I do manual versioning when I monkey with images. Sometimes I simplify file names before uploading. The honking file name of the image below gives an idea of the workflow. “Untitled-13b_crop_defuzz_BWurban_autoCont_1024”. “Untitled-” because I’m lazy and let PS name the imports — cameras get their own folders and multiple rolls get folders under that so I don’t need to care about the base file name. The “13” is the order they came off of the scanner and not the actual frame number. That’s something I should change. If I like a frame and want to re-scan at a higher resolution, I have to hold the negs up and find it instead of being able to go right to it in the sleeve. ‘B’ is the 2nd version of the scan. The “_crop” is to remove scanner margin. The software usually gets 35mm and 120 right so it’s not always there. If I crop again for aesthetics, there will be another “_crop”. “_defuzz” is the version after dust and cat hair cleanup. Canon’s FARE usually makes things worse so I don’t use it. “_BWurban” is convert to black & white using the “Urban/Snapshots” preset. “_autoCont” is PS’s automatic contrast correction. I tried a bunch of manual tweaks but I liked it better. Finally, “_1024” is resizing to 1024 on the longest side for upload. Frequently, I’ll use a percent instead and that looks like “_30pct”.
I’ve been meaning to talk about workflow and it’s a really simple camera so there wasn’t a lot to say about it. My Polaroid project has hit a big snag too so I needed to step away from it for a while. That’s the nice way of saying PROCRASTINATION!
Got my film back early so I’ll post a little early. Processing and scanning by thedarkroom.com. No one processes C-41 110 film locally.
Not bad. Their prices start at $10. There’s a $3.00 premium for 110 or APS film and another $5.00 for higher-resolution scans. $5.95 covers shipping both directions. They’ll even have a go at old C-22 film so I’ll probably use them again.
I scaled these to 1024 on the longest side thinking I’d need a lot of noise reduction (still using the trial of Neat Image) but a little dust cleanup is all they needed.

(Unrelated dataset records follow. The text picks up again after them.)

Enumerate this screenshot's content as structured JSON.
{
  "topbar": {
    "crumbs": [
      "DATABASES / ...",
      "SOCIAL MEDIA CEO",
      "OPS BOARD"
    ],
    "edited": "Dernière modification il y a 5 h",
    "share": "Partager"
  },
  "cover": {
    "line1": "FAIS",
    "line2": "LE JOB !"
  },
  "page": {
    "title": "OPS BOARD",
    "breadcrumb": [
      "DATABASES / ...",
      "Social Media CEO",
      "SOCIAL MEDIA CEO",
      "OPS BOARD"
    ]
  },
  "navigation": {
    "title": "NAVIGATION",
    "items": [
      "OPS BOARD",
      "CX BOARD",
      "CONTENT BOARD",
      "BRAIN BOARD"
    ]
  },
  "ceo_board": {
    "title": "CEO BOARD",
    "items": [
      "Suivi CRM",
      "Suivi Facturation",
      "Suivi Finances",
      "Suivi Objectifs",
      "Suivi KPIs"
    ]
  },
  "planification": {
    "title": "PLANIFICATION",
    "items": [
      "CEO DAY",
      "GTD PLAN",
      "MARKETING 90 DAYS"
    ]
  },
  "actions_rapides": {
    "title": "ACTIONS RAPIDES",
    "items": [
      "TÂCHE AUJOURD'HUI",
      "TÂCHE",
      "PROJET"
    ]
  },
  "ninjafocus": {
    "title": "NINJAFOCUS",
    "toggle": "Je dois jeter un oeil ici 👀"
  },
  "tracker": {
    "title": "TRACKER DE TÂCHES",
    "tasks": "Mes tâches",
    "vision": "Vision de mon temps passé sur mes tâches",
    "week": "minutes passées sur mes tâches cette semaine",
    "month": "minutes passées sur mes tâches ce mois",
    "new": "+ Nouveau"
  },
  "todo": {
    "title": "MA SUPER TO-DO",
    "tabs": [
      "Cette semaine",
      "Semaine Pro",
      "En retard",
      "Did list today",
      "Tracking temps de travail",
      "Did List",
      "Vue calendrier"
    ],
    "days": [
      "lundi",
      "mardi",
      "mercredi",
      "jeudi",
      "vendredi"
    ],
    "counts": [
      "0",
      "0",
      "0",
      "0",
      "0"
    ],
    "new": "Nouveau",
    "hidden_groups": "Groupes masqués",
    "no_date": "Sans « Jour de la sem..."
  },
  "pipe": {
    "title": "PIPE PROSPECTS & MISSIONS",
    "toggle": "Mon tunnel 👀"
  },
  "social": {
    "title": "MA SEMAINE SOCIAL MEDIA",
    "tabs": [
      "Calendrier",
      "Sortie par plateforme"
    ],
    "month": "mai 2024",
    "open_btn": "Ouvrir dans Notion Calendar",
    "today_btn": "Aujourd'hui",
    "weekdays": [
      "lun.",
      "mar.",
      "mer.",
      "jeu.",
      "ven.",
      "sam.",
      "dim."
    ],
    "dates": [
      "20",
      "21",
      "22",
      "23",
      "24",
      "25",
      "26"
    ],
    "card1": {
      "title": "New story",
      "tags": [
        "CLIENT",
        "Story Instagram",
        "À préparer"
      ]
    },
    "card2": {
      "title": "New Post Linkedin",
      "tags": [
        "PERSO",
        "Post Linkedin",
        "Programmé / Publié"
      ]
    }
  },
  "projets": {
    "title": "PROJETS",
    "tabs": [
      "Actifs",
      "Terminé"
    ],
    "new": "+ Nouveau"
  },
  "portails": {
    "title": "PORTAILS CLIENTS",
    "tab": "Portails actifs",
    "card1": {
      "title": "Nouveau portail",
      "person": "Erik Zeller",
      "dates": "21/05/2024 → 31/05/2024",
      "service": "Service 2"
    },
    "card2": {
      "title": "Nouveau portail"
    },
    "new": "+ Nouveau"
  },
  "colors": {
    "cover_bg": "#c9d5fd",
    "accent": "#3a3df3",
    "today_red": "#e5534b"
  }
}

This really is too good a camera for 110 film. Even with my limited skills and the tiny negatives I’m really happy with the results.